• [TASK INSTRUCTIONS]
The records below are to be reproduced exactly, and no picture should appear in the copy.

• [DATA SHOWN]
-----

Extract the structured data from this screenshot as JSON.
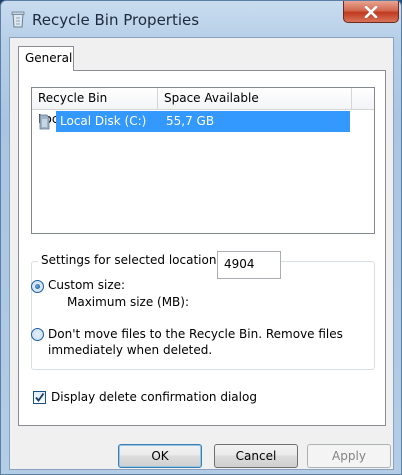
{
  "window": {
    "title": "Recycle Bin Properties"
  },
  "tabs": [
    {
      "label": "General"
    }
  ],
  "list": {
    "columns": [
      "Recycle Bin Location",
      "Space Available"
    ],
    "rows": [
      {
        "location": "Local Disk (C:)",
        "space": "55,7 GB"
      }
    ]
  },
  "settings": {
    "group_label": "Settings for selected location",
    "custom_size_label": "Custom size:",
    "max_size_label": "Maximum size (MB):",
    "max_size_value": "4904",
    "dont_move_line1": "Don't move files to the Recycle Bin. Remove files",
    "dont_move_line2": "immediately when deleted."
  },
  "confirm_dialog_label": "Display delete confirmation dialog",
  "buttons": {
    "ok": "OK",
    "cancel": "Cancel",
    "apply": "Apply"
  },
  "colors": {
    "selection": "#3399ff",
    "close_button": "#c8462a"
  },
  "icons": {
    "title": "recycle-bin-icon",
    "drive": "drive-icon",
    "close": "close-icon",
    "check": "checkmark-icon"
  }
}
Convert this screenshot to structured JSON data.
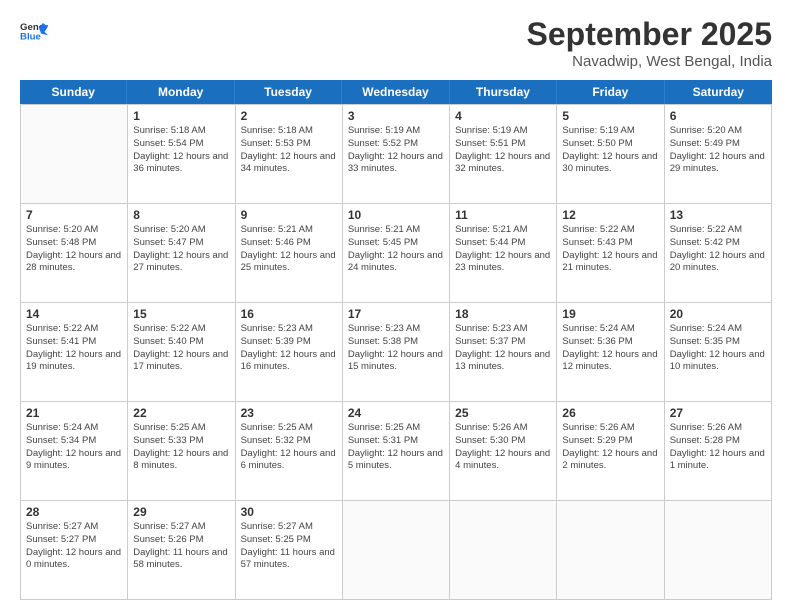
{
  "header": {
    "logo_general": "General",
    "logo_blue": "Blue",
    "month_title": "September 2025",
    "subtitle": "Navadwip, West Bengal, India"
  },
  "weekdays": [
    "Sunday",
    "Monday",
    "Tuesday",
    "Wednesday",
    "Thursday",
    "Friday",
    "Saturday"
  ],
  "weeks": [
    [
      {
        "day": "",
        "sunrise": "",
        "sunset": "",
        "daylight": ""
      },
      {
        "day": "1",
        "sunrise": "Sunrise: 5:18 AM",
        "sunset": "Sunset: 5:54 PM",
        "daylight": "Daylight: 12 hours and 36 minutes."
      },
      {
        "day": "2",
        "sunrise": "Sunrise: 5:18 AM",
        "sunset": "Sunset: 5:53 PM",
        "daylight": "Daylight: 12 hours and 34 minutes."
      },
      {
        "day": "3",
        "sunrise": "Sunrise: 5:19 AM",
        "sunset": "Sunset: 5:52 PM",
        "daylight": "Daylight: 12 hours and 33 minutes."
      },
      {
        "day": "4",
        "sunrise": "Sunrise: 5:19 AM",
        "sunset": "Sunset: 5:51 PM",
        "daylight": "Daylight: 12 hours and 32 minutes."
      },
      {
        "day": "5",
        "sunrise": "Sunrise: 5:19 AM",
        "sunset": "Sunset: 5:50 PM",
        "daylight": "Daylight: 12 hours and 30 minutes."
      },
      {
        "day": "6",
        "sunrise": "Sunrise: 5:20 AM",
        "sunset": "Sunset: 5:49 PM",
        "daylight": "Daylight: 12 hours and 29 minutes."
      }
    ],
    [
      {
        "day": "7",
        "sunrise": "Sunrise: 5:20 AM",
        "sunset": "Sunset: 5:48 PM",
        "daylight": "Daylight: 12 hours and 28 minutes."
      },
      {
        "day": "8",
        "sunrise": "Sunrise: 5:20 AM",
        "sunset": "Sunset: 5:47 PM",
        "daylight": "Daylight: 12 hours and 27 minutes."
      },
      {
        "day": "9",
        "sunrise": "Sunrise: 5:21 AM",
        "sunset": "Sunset: 5:46 PM",
        "daylight": "Daylight: 12 hours and 25 minutes."
      },
      {
        "day": "10",
        "sunrise": "Sunrise: 5:21 AM",
        "sunset": "Sunset: 5:45 PM",
        "daylight": "Daylight: 12 hours and 24 minutes."
      },
      {
        "day": "11",
        "sunrise": "Sunrise: 5:21 AM",
        "sunset": "Sunset: 5:44 PM",
        "daylight": "Daylight: 12 hours and 23 minutes."
      },
      {
        "day": "12",
        "sunrise": "Sunrise: 5:22 AM",
        "sunset": "Sunset: 5:43 PM",
        "daylight": "Daylight: 12 hours and 21 minutes."
      },
      {
        "day": "13",
        "sunrise": "Sunrise: 5:22 AM",
        "sunset": "Sunset: 5:42 PM",
        "daylight": "Daylight: 12 hours and 20 minutes."
      }
    ],
    [
      {
        "day": "14",
        "sunrise": "Sunrise: 5:22 AM",
        "sunset": "Sunset: 5:41 PM",
        "daylight": "Daylight: 12 hours and 19 minutes."
      },
      {
        "day": "15",
        "sunrise": "Sunrise: 5:22 AM",
        "sunset": "Sunset: 5:40 PM",
        "daylight": "Daylight: 12 hours and 17 minutes."
      },
      {
        "day": "16",
        "sunrise": "Sunrise: 5:23 AM",
        "sunset": "Sunset: 5:39 PM",
        "daylight": "Daylight: 12 hours and 16 minutes."
      },
      {
        "day": "17",
        "sunrise": "Sunrise: 5:23 AM",
        "sunset": "Sunset: 5:38 PM",
        "daylight": "Daylight: 12 hours and 15 minutes."
      },
      {
        "day": "18",
        "sunrise": "Sunrise: 5:23 AM",
        "sunset": "Sunset: 5:37 PM",
        "daylight": "Daylight: 12 hours and 13 minutes."
      },
      {
        "day": "19",
        "sunrise": "Sunrise: 5:24 AM",
        "sunset": "Sunset: 5:36 PM",
        "daylight": "Daylight: 12 hours and 12 minutes."
      },
      {
        "day": "20",
        "sunrise": "Sunrise: 5:24 AM",
        "sunset": "Sunset: 5:35 PM",
        "daylight": "Daylight: 12 hours and 10 minutes."
      }
    ],
    [
      {
        "day": "21",
        "sunrise": "Sunrise: 5:24 AM",
        "sunset": "Sunset: 5:34 PM",
        "daylight": "Daylight: 12 hours and 9 minutes."
      },
      {
        "day": "22",
        "sunrise": "Sunrise: 5:25 AM",
        "sunset": "Sunset: 5:33 PM",
        "daylight": "Daylight: 12 hours and 8 minutes."
      },
      {
        "day": "23",
        "sunrise": "Sunrise: 5:25 AM",
        "sunset": "Sunset: 5:32 PM",
        "daylight": "Daylight: 12 hours and 6 minutes."
      },
      {
        "day": "24",
        "sunrise": "Sunrise: 5:25 AM",
        "sunset": "Sunset: 5:31 PM",
        "daylight": "Daylight: 12 hours and 5 minutes."
      },
      {
        "day": "25",
        "sunrise": "Sunrise: 5:26 AM",
        "sunset": "Sunset: 5:30 PM",
        "daylight": "Daylight: 12 hours and 4 minutes."
      },
      {
        "day": "26",
        "sunrise": "Sunrise: 5:26 AM",
        "sunset": "Sunset: 5:29 PM",
        "daylight": "Daylight: 12 hours and 2 minutes."
      },
      {
        "day": "27",
        "sunrise": "Sunrise: 5:26 AM",
        "sunset": "Sunset: 5:28 PM",
        "daylight": "Daylight: 12 hours and 1 minute."
      }
    ],
    [
      {
        "day": "28",
        "sunrise": "Sunrise: 5:27 AM",
        "sunset": "Sunset: 5:27 PM",
        "daylight": "Daylight: 12 hours and 0 minutes."
      },
      {
        "day": "29",
        "sunrise": "Sunrise: 5:27 AM",
        "sunset": "Sunset: 5:26 PM",
        "daylight": "Daylight: 11 hours and 58 minutes."
      },
      {
        "day": "30",
        "sunrise": "Sunrise: 5:27 AM",
        "sunset": "Sunset: 5:25 PM",
        "daylight": "Daylight: 11 hours and 57 minutes."
      },
      {
        "day": "",
        "sunrise": "",
        "sunset": "",
        "daylight": ""
      },
      {
        "day": "",
        "sunrise": "",
        "sunset": "",
        "daylight": ""
      },
      {
        "day": "",
        "sunrise": "",
        "sunset": "",
        "daylight": ""
      },
      {
        "day": "",
        "sunrise": "",
        "sunset": "",
        "daylight": ""
      }
    ]
  ]
}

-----

• [WRITTEN ANSWER]
Extract the structured data from this screenshot as JSON.
{
  "window": {
    "title": "Recycle Bin Properties"
  },
  "tabs": [
    {
      "label": "General"
    }
  ],
  "list": {
    "columns": [
      "Recycle Bin Location",
      "Space Available"
    ],
    "rows": [
      {
        "location": "Local Disk (C:)",
        "space": "55,7 GB"
      }
    ]
  },
  "settings": {
    "group_label": "Settings for selected location",
    "custom_size_label": "Custom size:",
    "max_size_label": "Maximum size (MB):",
    "max_size_value": "4904",
    "dont_move_line1": "Don't move files to the Recycle Bin. Remove files",
    "dont_move_line2": "immediately when deleted."
  },
  "confirm_dialog_label": "Display delete confirmation dialog",
  "buttons": {
    "ok": "OK",
    "cancel": "Cancel",
    "apply": "Apply"
  },
  "colors": {
    "selection": "#3399ff",
    "close_button": "#c8462a"
  },
  "icons": {
    "title": "recycle-bin-icon",
    "drive": "drive-icon",
    "close": "close-icon",
    "check": "checkmark-icon"
  }
}
Convert this screenshot to structured JSON data.
{
  "header": {
    "logo_general": "General",
    "logo_blue": "Blue",
    "month_title": "September 2025",
    "subtitle": "Navadwip, West Bengal, India"
  },
  "weekdays": [
    "Sunday",
    "Monday",
    "Tuesday",
    "Wednesday",
    "Thursday",
    "Friday",
    "Saturday"
  ],
  "weeks": [
    [
      {
        "day": "",
        "sunrise": "",
        "sunset": "",
        "daylight": ""
      },
      {
        "day": "1",
        "sunrise": "Sunrise: 5:18 AM",
        "sunset": "Sunset: 5:54 PM",
        "daylight": "Daylight: 12 hours and 36 minutes."
      },
      {
        "day": "2",
        "sunrise": "Sunrise: 5:18 AM",
        "sunset": "Sunset: 5:53 PM",
        "daylight": "Daylight: 12 hours and 34 minutes."
      },
      {
        "day": "3",
        "sunrise": "Sunrise: 5:19 AM",
        "sunset": "Sunset: 5:52 PM",
        "daylight": "Daylight: 12 hours and 33 minutes."
      },
      {
        "day": "4",
        "sunrise": "Sunrise: 5:19 AM",
        "sunset": "Sunset: 5:51 PM",
        "daylight": "Daylight: 12 hours and 32 minutes."
      },
      {
        "day": "5",
        "sunrise": "Sunrise: 5:19 AM",
        "sunset": "Sunset: 5:50 PM",
        "daylight": "Daylight: 12 hours and 30 minutes."
      },
      {
        "day": "6",
        "sunrise": "Sunrise: 5:20 AM",
        "sunset": "Sunset: 5:49 PM",
        "daylight": "Daylight: 12 hours and 29 minutes."
      }
    ],
    [
      {
        "day": "7",
        "sunrise": "Sunrise: 5:20 AM",
        "sunset": "Sunset: 5:48 PM",
        "daylight": "Daylight: 12 hours and 28 minutes."
      },
      {
        "day": "8",
        "sunrise": "Sunrise: 5:20 AM",
        "sunset": "Sunset: 5:47 PM",
        "daylight": "Daylight: 12 hours and 27 minutes."
      },
      {
        "day": "9",
        "sunrise": "Sunrise: 5:21 AM",
        "sunset": "Sunset: 5:46 PM",
        "daylight": "Daylight: 12 hours and 25 minutes."
      },
      {
        "day": "10",
        "sunrise": "Sunrise: 5:21 AM",
        "sunset": "Sunset: 5:45 PM",
        "daylight": "Daylight: 12 hours and 24 minutes."
      },
      {
        "day": "11",
        "sunrise": "Sunrise: 5:21 AM",
        "sunset": "Sunset: 5:44 PM",
        "daylight": "Daylight: 12 hours and 23 minutes."
      },
      {
        "day": "12",
        "sunrise": "Sunrise: 5:22 AM",
        "sunset": "Sunset: 5:43 PM",
        "daylight": "Daylight: 12 hours and 21 minutes."
      },
      {
        "day": "13",
        "sunrise": "Sunrise: 5:22 AM",
        "sunset": "Sunset: 5:42 PM",
        "daylight": "Daylight: 12 hours and 20 minutes."
      }
    ],
    [
      {
        "day": "14",
        "sunrise": "Sunrise: 5:22 AM",
        "sunset": "Sunset: 5:41 PM",
        "daylight": "Daylight: 12 hours and 19 minutes."
      },
      {
        "day": "15",
        "sunrise": "Sunrise: 5:22 AM",
        "sunset": "Sunset: 5:40 PM",
        "daylight": "Daylight: 12 hours and 17 minutes."
      },
      {
        "day": "16",
        "sunrise": "Sunrise: 5:23 AM",
        "sunset": "Sunset: 5:39 PM",
        "daylight": "Daylight: 12 hours and 16 minutes."
      },
      {
        "day": "17",
        "sunrise": "Sunrise: 5:23 AM",
        "sunset": "Sunset: 5:38 PM",
        "daylight": "Daylight: 12 hours and 15 minutes."
      },
      {
        "day": "18",
        "sunrise": "Sunrise: 5:23 AM",
        "sunset": "Sunset: 5:37 PM",
        "daylight": "Daylight: 12 hours and 13 minutes."
      },
      {
        "day": "19",
        "sunrise": "Sunrise: 5:24 AM",
        "sunset": "Sunset: 5:36 PM",
        "daylight": "Daylight: 12 hours and 12 minutes."
      },
      {
        "day": "20",
        "sunrise": "Sunrise: 5:24 AM",
        "sunset": "Sunset: 5:35 PM",
        "daylight": "Daylight: 12 hours and 10 minutes."
      }
    ],
    [
      {
        "day": "21",
        "sunrise": "Sunrise: 5:24 AM",
        "sunset": "Sunset: 5:34 PM",
        "daylight": "Daylight: 12 hours and 9 minutes."
      },
      {
        "day": "22",
        "sunrise": "Sunrise: 5:25 AM",
        "sunset": "Sunset: 5:33 PM",
        "daylight": "Daylight: 12 hours and 8 minutes."
      },
      {
        "day": "23",
        "sunrise": "Sunrise: 5:25 AM",
        "sunset": "Sunset: 5:32 PM",
        "daylight": "Daylight: 12 hours and 6 minutes."
      },
      {
        "day": "24",
        "sunrise": "Sunrise: 5:25 AM",
        "sunset": "Sunset: 5:31 PM",
        "daylight": "Daylight: 12 hours and 5 minutes."
      },
      {
        "day": "25",
        "sunrise": "Sunrise: 5:26 AM",
        "sunset": "Sunset: 5:30 PM",
        "daylight": "Daylight: 12 hours and 4 minutes."
      },
      {
        "day": "26",
        "sunrise": "Sunrise: 5:26 AM",
        "sunset": "Sunset: 5:29 PM",
        "daylight": "Daylight: 12 hours and 2 minutes."
      },
      {
        "day": "27",
        "sunrise": "Sunrise: 5:26 AM",
        "sunset": "Sunset: 5:28 PM",
        "daylight": "Daylight: 12 hours and 1 minute."
      }
    ],
    [
      {
        "day": "28",
        "sunrise": "Sunrise: 5:27 AM",
        "sunset": "Sunset: 5:27 PM",
        "daylight": "Daylight: 12 hours and 0 minutes."
      },
      {
        "day": "29",
        "sunrise": "Sunrise: 5:27 AM",
        "sunset": "Sunset: 5:26 PM",
        "daylight": "Daylight: 11 hours and 58 minutes."
      },
      {
        "day": "30",
        "sunrise": "Sunrise: 5:27 AM",
        "sunset": "Sunset: 5:25 PM",
        "daylight": "Daylight: 11 hours and 57 minutes."
      },
      {
        "day": "",
        "sunrise": "",
        "sunset": "",
        "daylight": ""
      },
      {
        "day": "",
        "sunrise": "",
        "sunset": "",
        "daylight": ""
      },
      {
        "day": "",
        "sunrise": "",
        "sunset": "",
        "daylight": ""
      },
      {
        "day": "",
        "sunrise": "",
        "sunset": "",
        "daylight": ""
      }
    ]
  ]
}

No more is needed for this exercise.